Two years ago the Washington Post reported that the Immigration and Customs Enforcement agency brought dangerous Mexican drug traffickers to the U.S. who, while continuing their criminal activities in Mexico and the U.S., also served as informants to the federal authorities in their war on drugs.
In June, Operation Fast and Furious came to light where the Bureau of Alcohol, Tobacco, Firearms and Explosives (ATF) allowed suspicious straw-purchasers of firearms to buy weapons in the U.S. and smuggle them into Mexico. The purpose was to track the guns all the way to the ultimate buyer—a Mexican drug trafficking organization. Overall, the ATF facilitated the purchase of hundreds of guns by Mexican cartels. Many were later found in crime scenes in Mexico, including one where a U.S. Border Patrol agent was assassinated.

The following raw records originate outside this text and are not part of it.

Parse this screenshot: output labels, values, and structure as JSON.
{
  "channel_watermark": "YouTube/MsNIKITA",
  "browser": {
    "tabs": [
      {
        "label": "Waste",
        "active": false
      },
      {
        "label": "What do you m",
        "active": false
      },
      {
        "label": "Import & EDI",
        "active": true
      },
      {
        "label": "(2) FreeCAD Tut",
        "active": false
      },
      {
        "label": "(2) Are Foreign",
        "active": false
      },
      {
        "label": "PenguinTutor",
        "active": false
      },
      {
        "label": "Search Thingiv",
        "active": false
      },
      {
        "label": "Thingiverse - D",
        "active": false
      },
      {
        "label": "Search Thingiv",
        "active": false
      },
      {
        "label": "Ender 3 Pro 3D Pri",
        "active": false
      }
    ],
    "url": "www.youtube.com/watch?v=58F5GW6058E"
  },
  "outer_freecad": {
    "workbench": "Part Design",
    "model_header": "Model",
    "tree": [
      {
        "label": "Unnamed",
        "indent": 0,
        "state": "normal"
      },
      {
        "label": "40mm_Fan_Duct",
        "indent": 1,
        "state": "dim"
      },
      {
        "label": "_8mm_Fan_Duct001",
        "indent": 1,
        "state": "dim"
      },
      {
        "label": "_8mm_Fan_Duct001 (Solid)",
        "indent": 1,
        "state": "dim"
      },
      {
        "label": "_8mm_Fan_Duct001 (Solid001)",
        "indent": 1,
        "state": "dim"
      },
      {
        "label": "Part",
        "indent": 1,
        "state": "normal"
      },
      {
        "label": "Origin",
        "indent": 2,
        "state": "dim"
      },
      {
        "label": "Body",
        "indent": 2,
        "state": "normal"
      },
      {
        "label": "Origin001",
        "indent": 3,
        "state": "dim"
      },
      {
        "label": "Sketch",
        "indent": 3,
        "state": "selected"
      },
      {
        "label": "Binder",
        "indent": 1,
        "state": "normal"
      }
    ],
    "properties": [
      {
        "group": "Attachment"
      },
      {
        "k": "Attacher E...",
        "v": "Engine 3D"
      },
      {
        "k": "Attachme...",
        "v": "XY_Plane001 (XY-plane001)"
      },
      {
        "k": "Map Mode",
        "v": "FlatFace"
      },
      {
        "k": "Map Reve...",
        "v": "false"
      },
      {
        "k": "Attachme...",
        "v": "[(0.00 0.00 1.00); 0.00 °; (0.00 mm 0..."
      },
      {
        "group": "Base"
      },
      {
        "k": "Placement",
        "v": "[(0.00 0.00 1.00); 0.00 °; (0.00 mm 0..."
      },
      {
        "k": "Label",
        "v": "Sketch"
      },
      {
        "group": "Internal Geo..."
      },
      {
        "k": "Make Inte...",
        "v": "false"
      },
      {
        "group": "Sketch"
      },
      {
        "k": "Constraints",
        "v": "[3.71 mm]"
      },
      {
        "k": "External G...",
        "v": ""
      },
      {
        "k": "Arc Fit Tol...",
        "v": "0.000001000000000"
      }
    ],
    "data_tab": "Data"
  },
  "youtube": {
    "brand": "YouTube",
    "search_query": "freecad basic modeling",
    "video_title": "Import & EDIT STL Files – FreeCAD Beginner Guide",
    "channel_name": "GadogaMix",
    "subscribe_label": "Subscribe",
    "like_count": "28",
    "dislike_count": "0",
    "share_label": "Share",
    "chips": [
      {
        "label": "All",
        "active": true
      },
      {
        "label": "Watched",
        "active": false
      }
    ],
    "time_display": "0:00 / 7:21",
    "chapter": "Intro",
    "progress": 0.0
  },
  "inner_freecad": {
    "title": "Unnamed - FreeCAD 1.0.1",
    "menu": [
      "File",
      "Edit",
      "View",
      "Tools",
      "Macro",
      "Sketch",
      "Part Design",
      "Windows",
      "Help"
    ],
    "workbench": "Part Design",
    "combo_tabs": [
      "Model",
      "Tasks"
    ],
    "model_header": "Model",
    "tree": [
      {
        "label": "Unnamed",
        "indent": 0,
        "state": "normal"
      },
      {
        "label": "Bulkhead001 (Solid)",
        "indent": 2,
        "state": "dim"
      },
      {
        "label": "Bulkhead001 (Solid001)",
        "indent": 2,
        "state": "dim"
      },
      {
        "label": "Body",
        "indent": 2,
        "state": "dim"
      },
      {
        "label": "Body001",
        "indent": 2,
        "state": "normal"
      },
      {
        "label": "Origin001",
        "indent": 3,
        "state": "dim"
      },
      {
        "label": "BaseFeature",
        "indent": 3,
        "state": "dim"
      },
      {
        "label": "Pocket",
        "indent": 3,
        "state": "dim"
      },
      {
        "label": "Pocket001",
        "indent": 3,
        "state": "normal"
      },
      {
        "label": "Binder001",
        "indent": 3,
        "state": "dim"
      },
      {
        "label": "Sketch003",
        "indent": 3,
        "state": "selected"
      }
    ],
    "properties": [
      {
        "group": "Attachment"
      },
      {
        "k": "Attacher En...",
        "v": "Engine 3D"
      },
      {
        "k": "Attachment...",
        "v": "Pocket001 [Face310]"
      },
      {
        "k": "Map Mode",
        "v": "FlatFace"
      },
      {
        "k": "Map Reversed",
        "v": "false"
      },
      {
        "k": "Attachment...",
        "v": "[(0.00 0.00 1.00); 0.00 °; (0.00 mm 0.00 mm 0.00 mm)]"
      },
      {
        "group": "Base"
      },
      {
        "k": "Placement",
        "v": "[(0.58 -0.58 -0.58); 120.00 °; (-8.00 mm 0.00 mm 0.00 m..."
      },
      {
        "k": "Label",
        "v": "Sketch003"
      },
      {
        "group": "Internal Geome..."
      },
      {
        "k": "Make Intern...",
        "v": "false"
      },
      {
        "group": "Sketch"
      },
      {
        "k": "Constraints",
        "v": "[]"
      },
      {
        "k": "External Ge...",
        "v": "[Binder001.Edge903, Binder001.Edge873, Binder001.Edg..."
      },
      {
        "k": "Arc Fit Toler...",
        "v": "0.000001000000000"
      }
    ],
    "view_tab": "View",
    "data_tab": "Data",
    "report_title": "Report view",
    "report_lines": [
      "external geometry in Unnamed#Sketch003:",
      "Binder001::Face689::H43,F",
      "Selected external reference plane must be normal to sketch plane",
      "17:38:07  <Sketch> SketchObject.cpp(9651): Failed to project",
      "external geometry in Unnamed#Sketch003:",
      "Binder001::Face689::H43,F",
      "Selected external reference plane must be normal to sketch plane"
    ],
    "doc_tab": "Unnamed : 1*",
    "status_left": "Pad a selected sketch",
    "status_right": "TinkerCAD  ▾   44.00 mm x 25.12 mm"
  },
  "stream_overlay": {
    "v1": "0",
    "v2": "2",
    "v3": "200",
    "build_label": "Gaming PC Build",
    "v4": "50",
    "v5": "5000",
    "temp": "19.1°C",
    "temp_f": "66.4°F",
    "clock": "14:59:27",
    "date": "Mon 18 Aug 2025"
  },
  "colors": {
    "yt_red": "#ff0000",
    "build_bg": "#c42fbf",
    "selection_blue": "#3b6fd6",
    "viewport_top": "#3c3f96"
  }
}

On Sunday, the New York Times reported that the Drug Enforcement Agency has been laundering millions of dollars for Mexican cartels. The goal of the undercover mission is to follow the money all the way up to the top ranks of the criminal organizations. However, as the NYT notes, “So far there are few signs that following the money has disrupted the cartels’ operations and little evidence that Mexican drug traffickers are feeling any serious financial pain.”
So there we have it: in the name of the war on drugs, the federal government has provided safe havens to Mexican drug traffickers, facilitated their purchase of powerful firearms, and has even laundered millions of dollars for the cartels.
After spending millions of dollars toward fighting the drug war in Mexico, the United States has little to show for its efforts. It seems Washington is becoming more desperate each year to produce new leads and results. These three incidents display a stunning lack of foresight and borders on the federal government aiding the Mexican drug cartels, with little to show in return. The unintended consequences of these programs aimed at dismantling the cartels would be laughable were it not for the thousands that have died in Mexico’s drug related violence.
It is time for the United States to rethink the war on drugs and consider policies that will successfully undermine the Mexican drug cartels.